Los Angeles is here due to an injury sustained years ago that left her with one eye. Unable to survive in the wild, she makes a living by helping us teach people about vultures. While we can never completely emulate life in the wild, it’s our mission to get as close as possible while keeping her healthy and letting her be useful. Training is how we achieve that.

Stay tuned for more updates...

Thursday, June 7, 2018

Easy Ways to Reduce Your Plastic Waste Today

by Anna Autilio
Lead, Environmental Educator

In 2018, we mark the centennial of the Migratory Bird Treaty Act, the most powerful and important bird-protection law ever passed. In honor of this milestone, nature lovers around the world are joining forces to celebrate 2018 as the “Year of the Bird.” June’s call to action is to reduce our use of plastic, to help eliminate this choking devastation on our ecosystems...

When you go to the beach this summer, think about this: the greatest threat to wildlife on land is the loss of habitat, but the greatest threat to life in the ocean is plastic garbage.

It seems that more and more often, we hear a news stories about a whale or seabird that has died from eating plastic waste. Despite the fact that the Earth’s oceans are incredibly vast, covering 70% of the planet’s surface, human life has made an unmistakable impact on the wildlife that calls the sea home.

We can easily help fix this problem, just by making choices about our lifestyles now. Though the actions appear small, the cultural shift actions can bring about has the potential to be one of the most important environmental triumphs we have ever seen.

Here are just a few ways you can help. Can you think of other we’ve missed?

1. Carry a reusable water bottle or coffee cup, and don’t buy bottled water. Tap water is no less healthy, and much safer for the planet.

2. Use reusable shopping bags. Many stores encourage this practice now, and will actually give you discounts for using your cloth shopping bags!

3. Say no to plastic straws and cutlery. Paper plates are better—but better still are your own dishes and metal utensils. Absolutely need a straw for that thick milkshake? You can buy metal ones!

4. Choose foods packaged in paper rather than plastic. There are many great examples—bread, fruits and veggies in paper bags, boxed laundry detergent, eggs in recycled paper containers. Glass is also preferable for things like peanut butter and soda.  
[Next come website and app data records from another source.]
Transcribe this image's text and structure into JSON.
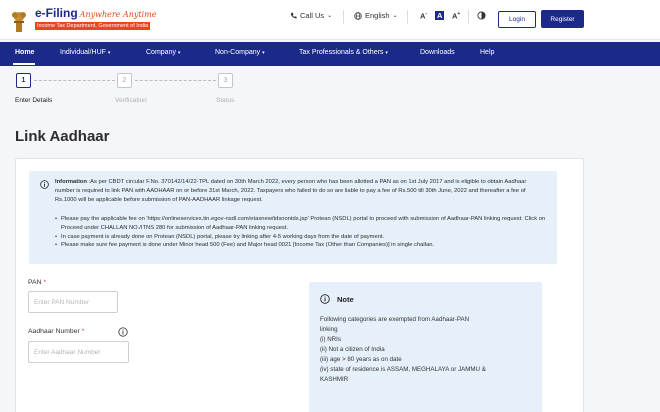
{
  "header": {
    "logo_title": "e-Filing",
    "logo_tagline": "Anywhere Anytime",
    "logo_subtitle": "Income Tax Department, Government of India",
    "call_us": "Call Us",
    "language": "English",
    "font_small": "A",
    "font_normal": "A",
    "font_large": "A",
    "font_large_sup": "+",
    "font_small_sup": "-",
    "login": "Login",
    "register": "Register"
  },
  "nav": {
    "items": [
      {
        "label": "Home",
        "chevron": ""
      },
      {
        "label": "Individual/HUF",
        "chevron": "▾"
      },
      {
        "label": "Company",
        "chevron": "▾"
      },
      {
        "label": "Non-Company",
        "chevron": "▾"
      },
      {
        "label": "Tax Professionals & Others",
        "chevron": "▾"
      },
      {
        "label": "Downloads",
        "chevron": ""
      },
      {
        "label": "Help",
        "chevron": ""
      }
    ]
  },
  "stepper": {
    "steps": [
      {
        "number": "1",
        "label": "Enter Details",
        "state": "active"
      },
      {
        "number": "2",
        "label": "Verification",
        "state": "inactive"
      },
      {
        "number": "3",
        "label": "Status",
        "state": "inactive"
      }
    ]
  },
  "page": {
    "title": "Link Aadhaar"
  },
  "info": {
    "heading": "Information",
    "text": ":As per CBDT circular F.No. 370142/14/22-TPL dated on 30th March 2022, every person who has been allotted a PAN as on 1st July 2017 and is eligible to obtain Aadhaar number is required to link PAN with AADHAAR on or before 31st March, 2022. Taxpayers who failed to do so are liable to pay a fee of Rs.500 till 30th June, 2022 and thereafter a fee of Rs.1000 will be applicable before submission of PAN-AADHAAR linkage request.",
    "bullets": [
      "Please pay the applicable fee on 'https://onlineservices.tin.egov-nsdl.com/etaxnew/tdsnontds.jsp' Protean (NSDL) portal to proceed with submission of Aadhaar-PAN linking request. Click on Proceed under CHALLAN NO./ITNS 280 for submission of Aadhaar-PAN linking request.",
      "In case payment is already done on Protean (NSDL) portal, please try linking after 4-5 working days from the date of payment.",
      "Please make sure fee payment is done under Minor head 500 (Fee) and Major head 0021 [Income Tax (Other than Companies)] in single challan."
    ]
  },
  "form": {
    "pan_label": "PAN",
    "pan_required": "*",
    "pan_placeholder": "Enter PAN Number",
    "aadhaar_label": "Aadhaar Number",
    "aadhaar_required": "*",
    "aadhaar_placeholder": "Enter Aadhaar Number"
  },
  "note": {
    "title": "Note",
    "lines": [
      "Following categories are exempted from Aadhaar-PAN",
      "linking",
      "(i) NRIs",
      "(ii) Not a citizen of India",
      "(iii) age > 80 years as on date",
      "(iv) state of residence is ASSAM, MEGHALAYA or JAMMU &",
      "KASHMIR"
    ]
  },
  "colors": {
    "brand": "#1b2a8a",
    "accent": "#e8471c",
    "info_bg": "#e6f0fa",
    "required": "#e53935"
  },
  "icons": {
    "phone": "phone-icon",
    "globe": "globe-icon",
    "contrast": "contrast-icon",
    "info": "info-icon",
    "help": "help-icon"
  }
}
5. Bring your own containers to restaurants to package leftovers. Don’t waste food, or Styrofoam—bring a glass container to put your leftovers in.
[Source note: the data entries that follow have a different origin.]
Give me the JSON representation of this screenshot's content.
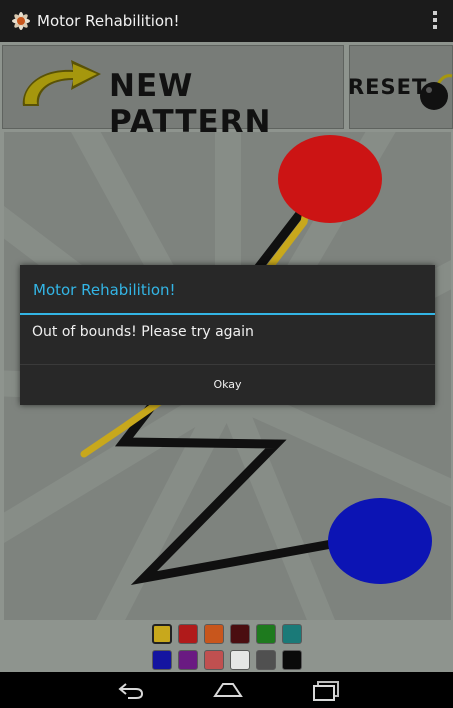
{
  "app": {
    "title": "Motor Rehabilition!"
  },
  "toolbar": {
    "new_pattern_label": "NEW PATTERN",
    "reset_label": "RESET"
  },
  "dialog": {
    "title": "Motor Rehabilition!",
    "message": "Out of bounds!  Please try again",
    "button_label": "Okay"
  },
  "palette": {
    "colors_row1": [
      "#c8a81c",
      "#b01a1a",
      "#c8561c",
      "#4a0e10",
      "#1e7a1e",
      "#1a7a78"
    ],
    "colors_row2": [
      "#1414a0",
      "#6a1a82",
      "#c05050",
      "#e6e6e6",
      "#505050",
      "#0a0a0a"
    ],
    "selected": 0
  },
  "colors": {
    "accent": "#33b5e5",
    "start_dot": "#cc1414",
    "end_dot": "#0c14b4",
    "trace": "#c8a81c",
    "pattern": "#101010"
  },
  "nav": {
    "icons": [
      "back-icon",
      "home-icon",
      "recent-apps-icon"
    ]
  }
}
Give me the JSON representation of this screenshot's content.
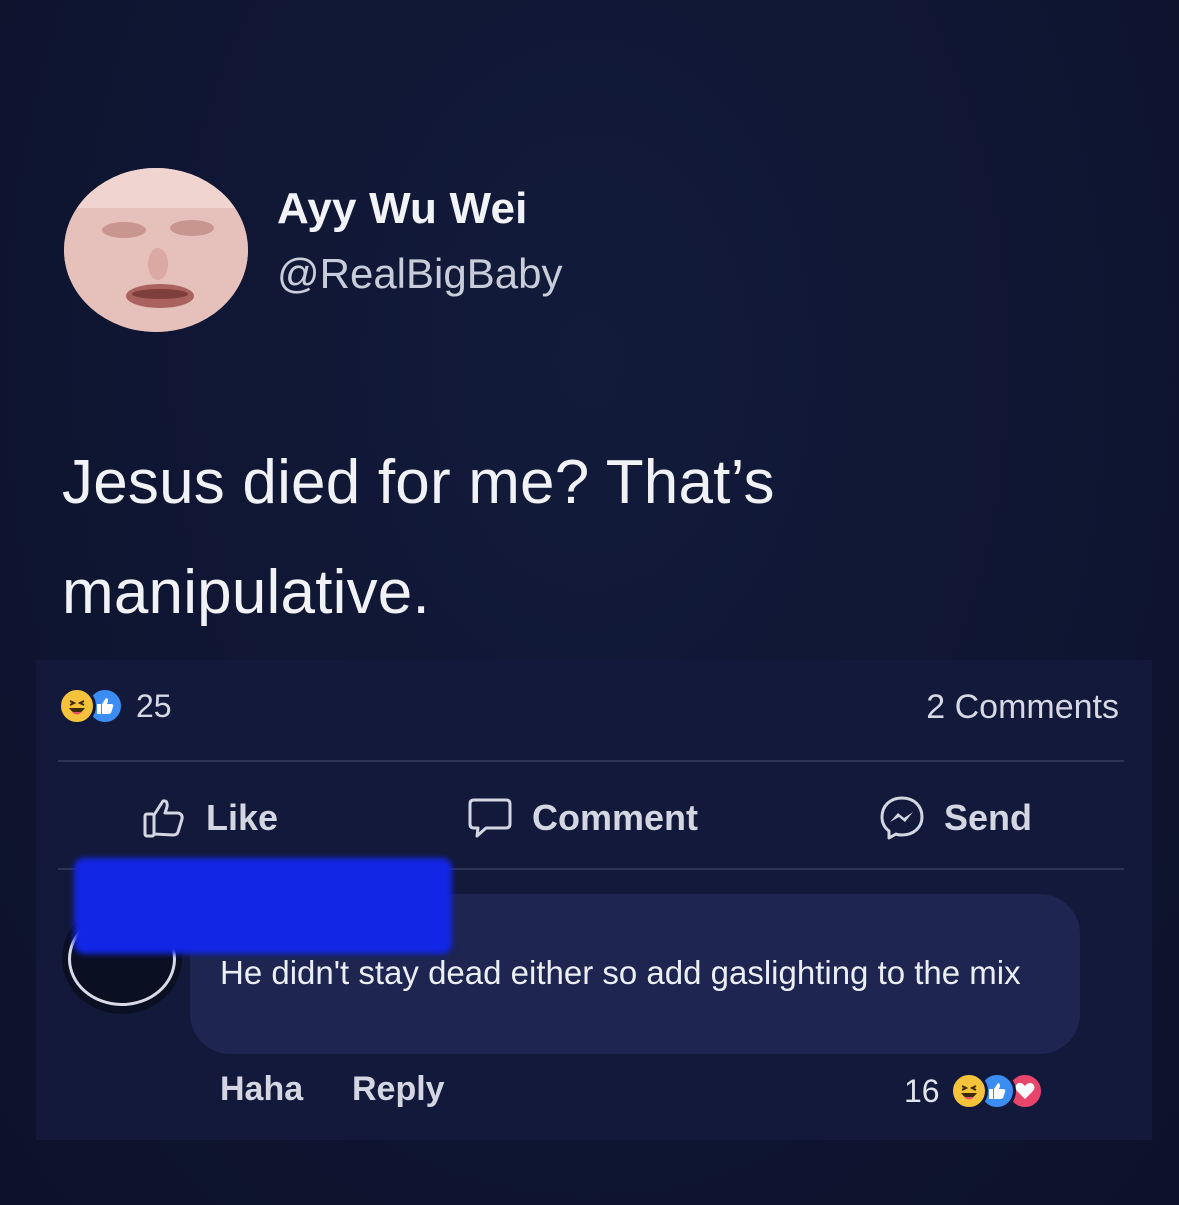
{
  "post": {
    "display_name": "Ayy Wu Wei",
    "handle": "@RealBigBaby",
    "text": "Jesus died for me? That’s manipulative."
  },
  "facebook": {
    "reactions": {
      "icons": [
        "haha-icon",
        "like-icon"
      ],
      "count": "25"
    },
    "comments_count": "2 Comments",
    "actions": {
      "like": "Like",
      "comment": "Comment",
      "send": "Send"
    },
    "comment": {
      "text": "He didn't stay dead either so add gaslighting to the mix",
      "haha_label": "Haha",
      "reply_label": "Reply",
      "reaction_count": "16",
      "reaction_icons": [
        "haha-icon",
        "like-icon",
        "love-icon"
      ]
    }
  },
  "colors": {
    "background": "#0e1530",
    "panel": "#12193a",
    "bubble": "#1d2550",
    "redaction": "#1226e6",
    "haha": "#f5c33b",
    "like": "#3b8df3",
    "love": "#e8456b"
  }
}
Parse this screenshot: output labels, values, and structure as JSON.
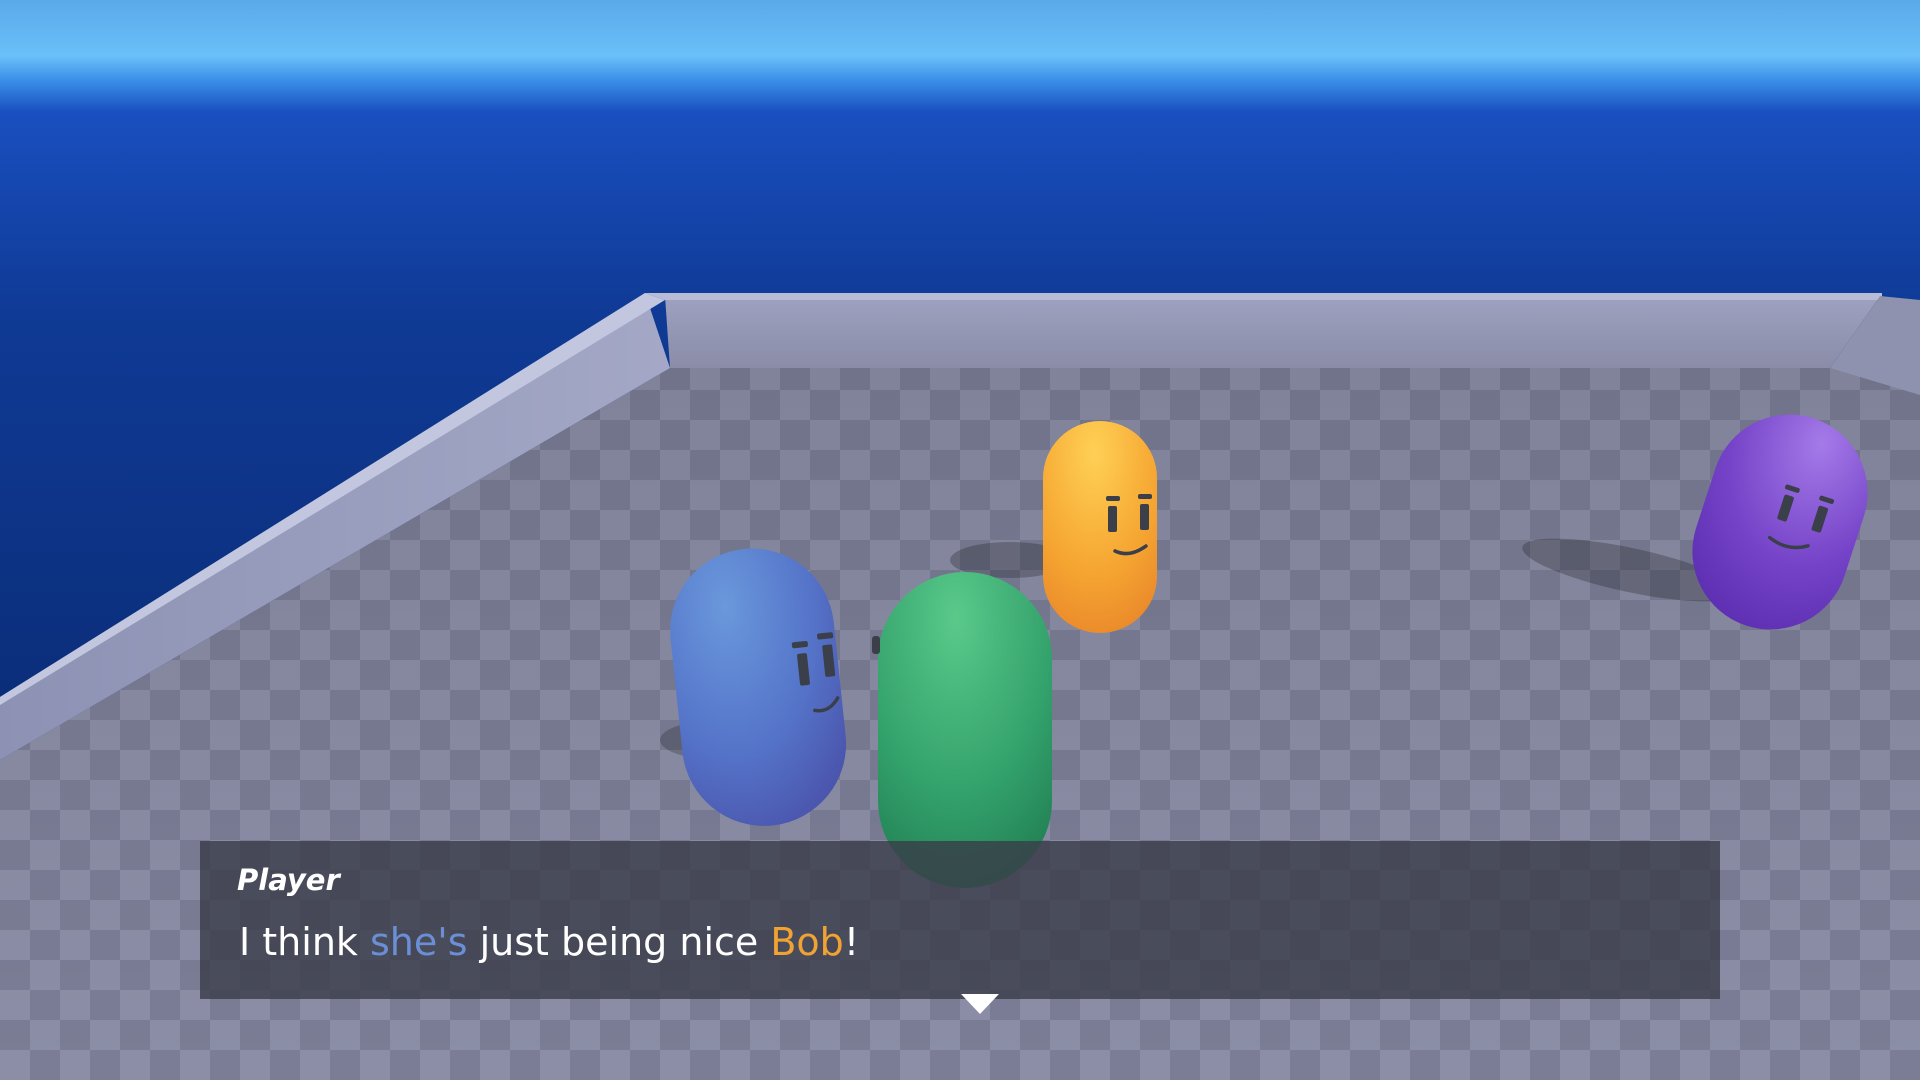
{
  "dialogue": {
    "speaker": "Player",
    "segments": [
      {
        "text": "I think ",
        "color": "#ffffff"
      },
      {
        "text": "she's",
        "color": "#6b8fd6"
      },
      {
        "text": " just being nice ",
        "color": "#ffffff"
      },
      {
        "text": "Bob",
        "color": "#f0a232"
      },
      {
        "text": "!",
        "color": "#ffffff"
      }
    ],
    "continue_icon": "triangle-down-icon"
  },
  "scene": {
    "sky_colors": [
      "#66bdf7",
      "#1a4fc0",
      "#0d2f85"
    ],
    "floor_colors": [
      "#7a7d96",
      "#8d90a8"
    ],
    "characters": [
      {
        "name": "blue-pill",
        "color": "#5a7fd0"
      },
      {
        "name": "green-pill",
        "color": "#3ab07a"
      },
      {
        "name": "orange-pill",
        "color": "#f5a531"
      },
      {
        "name": "purple-pill",
        "color": "#7a46cc"
      }
    ]
  }
}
6. Use bar soap (packaged in cardboard) over liquid body wash (packaged in plastic).

7. Use paper to wrap delicate packages, instead of bubble-wrap. Got junk mail? Crinkle it up into balls and help cradle your items that way.
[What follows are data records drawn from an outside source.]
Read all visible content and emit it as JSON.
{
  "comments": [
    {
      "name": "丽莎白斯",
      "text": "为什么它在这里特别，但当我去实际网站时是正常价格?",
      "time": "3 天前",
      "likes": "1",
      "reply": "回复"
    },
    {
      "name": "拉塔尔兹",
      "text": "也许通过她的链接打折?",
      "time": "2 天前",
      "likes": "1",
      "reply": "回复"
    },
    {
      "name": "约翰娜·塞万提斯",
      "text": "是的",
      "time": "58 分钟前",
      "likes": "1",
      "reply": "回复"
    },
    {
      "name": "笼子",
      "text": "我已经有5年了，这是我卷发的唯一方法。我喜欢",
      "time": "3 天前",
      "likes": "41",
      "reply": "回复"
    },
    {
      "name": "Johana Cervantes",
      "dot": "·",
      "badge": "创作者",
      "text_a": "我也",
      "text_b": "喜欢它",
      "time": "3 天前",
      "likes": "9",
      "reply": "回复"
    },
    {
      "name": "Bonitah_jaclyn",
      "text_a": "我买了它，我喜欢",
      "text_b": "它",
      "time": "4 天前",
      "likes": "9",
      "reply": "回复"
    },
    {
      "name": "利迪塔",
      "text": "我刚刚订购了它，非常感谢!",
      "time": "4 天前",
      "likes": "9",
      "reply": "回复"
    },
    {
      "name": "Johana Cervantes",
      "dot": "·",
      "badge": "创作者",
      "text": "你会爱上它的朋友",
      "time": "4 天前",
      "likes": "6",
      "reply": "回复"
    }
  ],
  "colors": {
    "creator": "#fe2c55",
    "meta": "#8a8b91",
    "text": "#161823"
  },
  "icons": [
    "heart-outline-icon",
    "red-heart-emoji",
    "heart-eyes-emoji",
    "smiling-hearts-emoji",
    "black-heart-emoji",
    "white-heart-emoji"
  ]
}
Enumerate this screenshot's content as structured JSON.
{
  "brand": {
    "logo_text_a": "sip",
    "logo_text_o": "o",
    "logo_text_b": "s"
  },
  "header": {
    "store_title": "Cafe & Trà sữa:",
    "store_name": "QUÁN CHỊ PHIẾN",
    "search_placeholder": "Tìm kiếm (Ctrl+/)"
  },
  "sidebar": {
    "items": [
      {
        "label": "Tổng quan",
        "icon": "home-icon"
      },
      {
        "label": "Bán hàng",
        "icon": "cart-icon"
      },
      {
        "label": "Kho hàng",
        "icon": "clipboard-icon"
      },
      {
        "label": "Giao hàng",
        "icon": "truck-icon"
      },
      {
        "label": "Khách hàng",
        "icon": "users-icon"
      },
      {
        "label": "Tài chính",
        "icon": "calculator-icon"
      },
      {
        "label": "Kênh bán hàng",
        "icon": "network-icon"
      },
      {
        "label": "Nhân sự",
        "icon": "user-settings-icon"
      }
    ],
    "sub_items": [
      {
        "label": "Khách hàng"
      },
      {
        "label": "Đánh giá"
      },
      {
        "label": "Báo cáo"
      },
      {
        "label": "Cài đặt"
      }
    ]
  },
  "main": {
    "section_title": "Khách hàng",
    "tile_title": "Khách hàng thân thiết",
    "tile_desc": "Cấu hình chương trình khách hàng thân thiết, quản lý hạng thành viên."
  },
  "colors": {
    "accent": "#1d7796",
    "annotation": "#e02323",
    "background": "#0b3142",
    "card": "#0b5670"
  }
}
8. Avoid food with excessive packaging altogether. We all know the ones—a single lollipop packaged in 4 layers of plastic. Maybe that’s an exaggeration, but do you really need all that?

9. Use a metal razor or a bamboo toothbrush over a plastic one. The metal can be recycled, and the bamboo will biodegrade within 6 months.

10. Just think twice. Before you buy something made of plastic or packaged in plastic, ask yourself if there might be an alternative. Get in the habit of examining all your options, and thinking about the long-term as well as the short-term impact on the environment.

Join us in our effort this month at VINS to eliminate our plastic waste! Together we can help keep our environment clean and healthy.